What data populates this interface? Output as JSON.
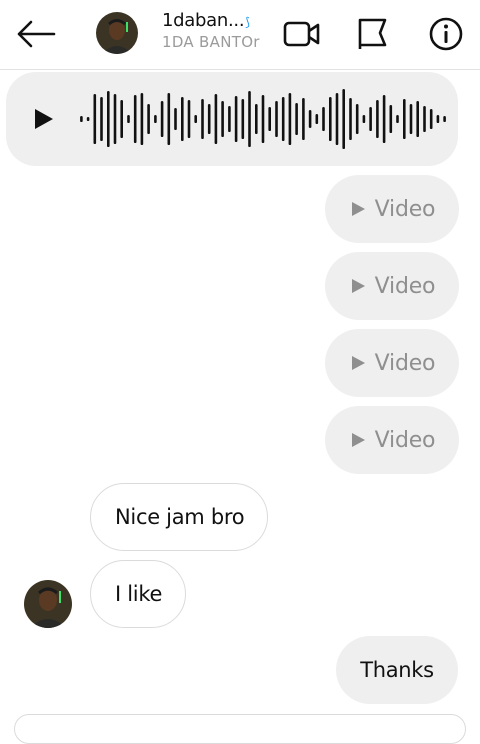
{
  "header": {
    "contact_name": "1daban...",
    "verified_mark": "⟆",
    "contact_username": "1DA BANTOr",
    "icons": {
      "back": "arrow-left-icon",
      "video_call": "video-camera-icon",
      "report": "flag-icon",
      "info": "info-icon"
    }
  },
  "thread": {
    "audio_message": {
      "icon": "play-icon",
      "waveform": "audio-waveform"
    },
    "video_messages": [
      {
        "label": "Video"
      },
      {
        "label": "Video"
      },
      {
        "label": "Video"
      },
      {
        "label": "Video"
      }
    ],
    "incoming_messages": [
      {
        "text": "Nice jam bro"
      },
      {
        "text": "I like"
      }
    ],
    "outgoing_messages": [
      {
        "text": "Thanks"
      }
    ]
  },
  "colors": {
    "bubble_gray": "#efefef",
    "muted_text": "#8f8f8f",
    "verified_blue": "#1d9bf0",
    "border": "#dbdbdb"
  }
}
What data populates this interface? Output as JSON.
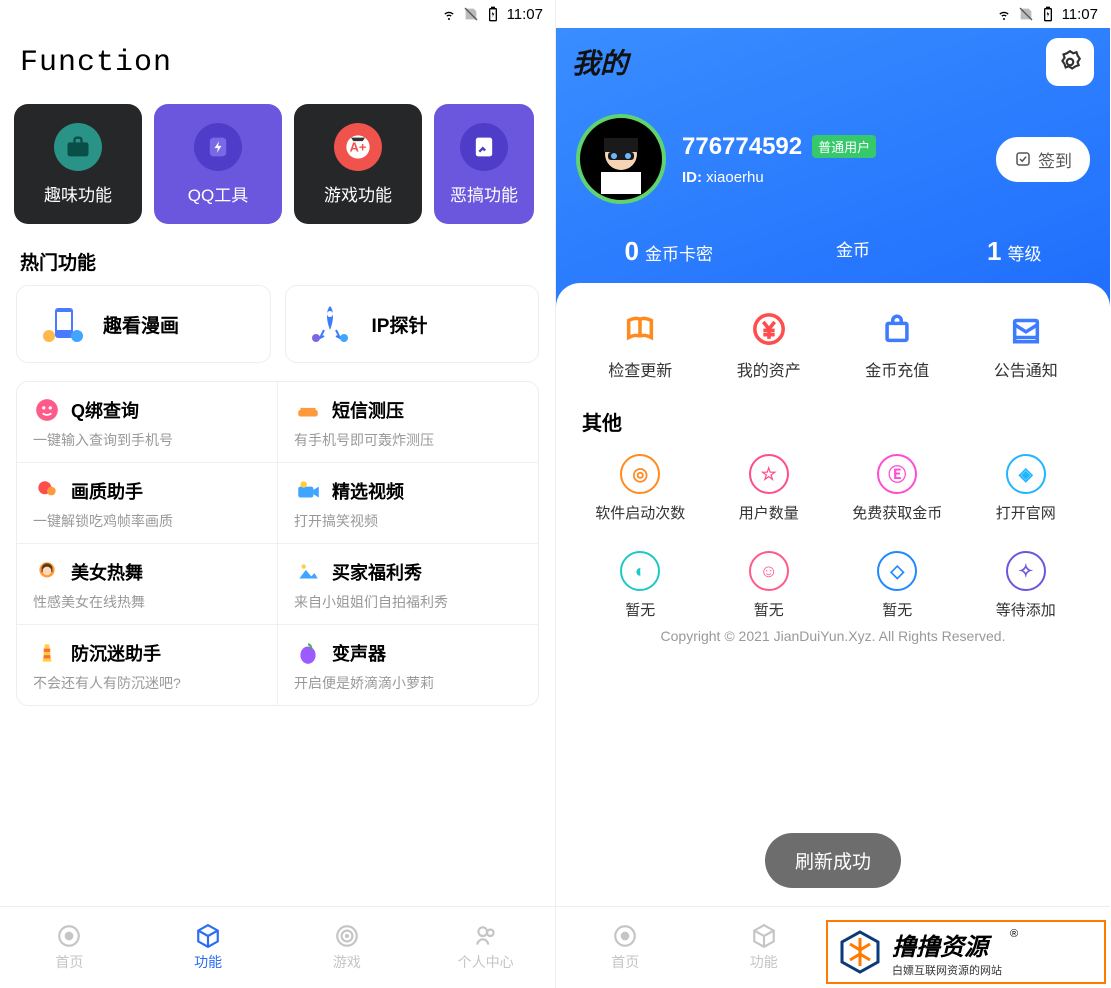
{
  "statusBar": {
    "time": "11:07"
  },
  "left": {
    "title": "Function",
    "categories": [
      {
        "label": "趣味功能"
      },
      {
        "label": "QQ工具"
      },
      {
        "label": "游戏功能"
      },
      {
        "label": "恶搞功能"
      }
    ],
    "hotTitle": "热门功能",
    "featured": [
      {
        "label": "趣看漫画"
      },
      {
        "label": "IP探针"
      }
    ],
    "list": [
      [
        {
          "title": "Q绑查询",
          "sub": "一键输入查询到手机号",
          "color": "#ff5b8a"
        },
        {
          "title": "短信测压",
          "sub": "有手机号即可轰炸测压",
          "color": "#ff9a3c"
        }
      ],
      [
        {
          "title": "画质助手",
          "sub": "一键解锁吃鸡帧率画质",
          "color": "#ff4d4d"
        },
        {
          "title": "精选视频",
          "sub": "打开搞笑视频",
          "color": "#3fa5ff"
        }
      ],
      [
        {
          "title": "美女热舞",
          "sub": "性感美女在线热舞",
          "color": "#ff9a3c"
        },
        {
          "title": "买家福利秀",
          "sub": "来自小姐姐们自拍福利秀",
          "color": "#3fa5ff"
        }
      ],
      [
        {
          "title": "防沉迷助手",
          "sub": "不会还有人有防沉迷吧?",
          "color": "#ffcf3f"
        },
        {
          "title": "变声器",
          "sub": "开启便是娇滴滴小萝莉",
          "color": "#9b5bff"
        }
      ]
    ],
    "nav": [
      {
        "label": "首页"
      },
      {
        "label": "功能"
      },
      {
        "label": "游戏"
      },
      {
        "label": "个人中心"
      }
    ],
    "navActive": 1
  },
  "right": {
    "title": "我的",
    "uid": "776774592",
    "badge": "普通用户",
    "idLabel": "ID:",
    "idValue": "xiaoerhu",
    "checkin": "签到",
    "stats": [
      {
        "n": "0",
        "label": "金币卡密"
      },
      {
        "n": "",
        "label": "金币"
      },
      {
        "n": "1",
        "label": "等级"
      }
    ],
    "panelButtons": [
      {
        "label": "检查更新",
        "color": "#ff8a1f"
      },
      {
        "label": "我的资产",
        "color": "#ff4d4d"
      },
      {
        "label": "金币充值",
        "color": "#3f7bff"
      },
      {
        "label": "公告通知",
        "color": "#3f7bff"
      }
    ],
    "otherTitle": "其他",
    "otherButtons": [
      {
        "label": "软件启动次数",
        "color": "#ff8a1f"
      },
      {
        "label": "用户数量",
        "color": "#ff4d8a"
      },
      {
        "label": "免费获取金币",
        "color": "#ff4dd2"
      },
      {
        "label": "打开官网",
        "color": "#1fb5ff"
      },
      {
        "label": "暂无",
        "color": "#1fc7c7"
      },
      {
        "label": "暂无",
        "color": "#ff5b8a"
      },
      {
        "label": "暂无",
        "color": "#1f8aff"
      },
      {
        "label": "等待添加",
        "color": "#6b57dd"
      }
    ],
    "toast": "刷新成功",
    "copyright": "Copyright © 2021 JianDuiYun.Xyz. All Rights Reserved.",
    "nav": [
      {
        "label": "首页"
      },
      {
        "label": "功能"
      }
    ],
    "watermark": {
      "line1": "撸撸资源",
      "line2": "白嫖互联网资源的网站",
      "r": "®"
    }
  }
}
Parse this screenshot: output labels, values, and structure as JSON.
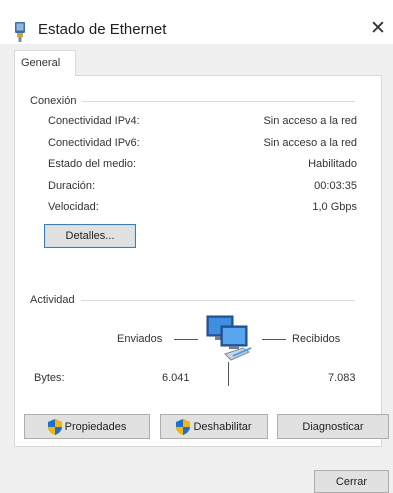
{
  "window": {
    "title": "Estado de Ethernet",
    "icon": "network-adapter-icon",
    "close_glyph": "✕"
  },
  "tabs": [
    {
      "label": "General"
    }
  ],
  "connection": {
    "section_label": "Conexión",
    "rows": [
      {
        "label": "Conectividad IPv4:",
        "value": "Sin acceso a la red"
      },
      {
        "label": "Conectividad IPv6:",
        "value": "Sin acceso a la red"
      },
      {
        "label": "Estado del medio:",
        "value": "Habilitado"
      },
      {
        "label": "Duración:",
        "value": "00:03:35"
      },
      {
        "label": "Velocidad:",
        "value": "1,0 Gbps"
      }
    ],
    "details_button": "Detalles..."
  },
  "activity": {
    "section_label": "Actividad",
    "sent_label": "Enviados",
    "received_label": "Recibidos",
    "bytes_label": "Bytes:",
    "bytes_sent": "6.041",
    "bytes_received": "7.083"
  },
  "buttons": {
    "properties": "Propiedades",
    "disable": "Deshabilitar",
    "diagnose": "Diagnosticar",
    "close": "Cerrar"
  },
  "colors": {
    "shield_blue": "#1c6fd1",
    "shield_yellow": "#f2b705",
    "accent_border": "#3c7fb1"
  }
}
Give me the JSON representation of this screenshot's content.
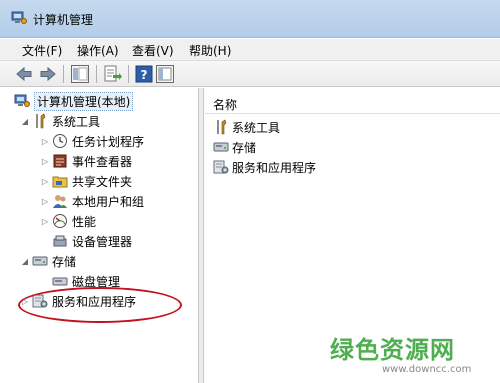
{
  "window": {
    "title": "计算机管理"
  },
  "menu": [
    {
      "label": "文件(F)"
    },
    {
      "label": "操作(A)"
    },
    {
      "label": "查看(V)"
    },
    {
      "label": "帮助(H)"
    }
  ],
  "toolbar": {
    "buttons": [
      "back-icon",
      "forward-icon",
      "show-hide-tree-icon",
      "export-list-icon",
      "help-icon",
      "properties-icon"
    ]
  },
  "tree": {
    "root": {
      "label": "计算机管理(本地)",
      "icon": "computer-management-icon"
    },
    "groups": [
      {
        "label": "系统工具",
        "icon": "tools-icon",
        "expanded": true,
        "children": [
          {
            "label": "任务计划程序",
            "icon": "clock-icon"
          },
          {
            "label": "事件查看器",
            "icon": "event-viewer-icon"
          },
          {
            "label": "共享文件夹",
            "icon": "shared-folder-icon"
          },
          {
            "label": "本地用户和组",
            "icon": "users-icon"
          },
          {
            "label": "性能",
            "icon": "performance-icon"
          },
          {
            "label": "设备管理器",
            "icon": "device-manager-icon"
          }
        ]
      },
      {
        "label": "存储",
        "icon": "storage-icon",
        "expanded": true,
        "children": [
          {
            "label": "磁盘管理",
            "icon": "disk-icon"
          }
        ]
      },
      {
        "label": "服务和应用程序",
        "icon": "services-icon",
        "expanded": false
      }
    ]
  },
  "list": {
    "column_header": "名称",
    "items": [
      {
        "label": "系统工具",
        "icon": "tools-icon"
      },
      {
        "label": "存储",
        "icon": "storage-icon"
      },
      {
        "label": "服务和应用程序",
        "icon": "services-icon"
      }
    ]
  },
  "annotation": {
    "color": "#c1121f"
  },
  "watermark": {
    "main": "绿色资源网",
    "sub": "www.downcc.com"
  }
}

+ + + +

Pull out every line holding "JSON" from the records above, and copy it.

What data populates this interface? Output as JSON.
What data populates this interface? Output as JSON.
Parse this screenshot: output labels, values, and structure as JSON.
Give me the JSON representation of this screenshot's content.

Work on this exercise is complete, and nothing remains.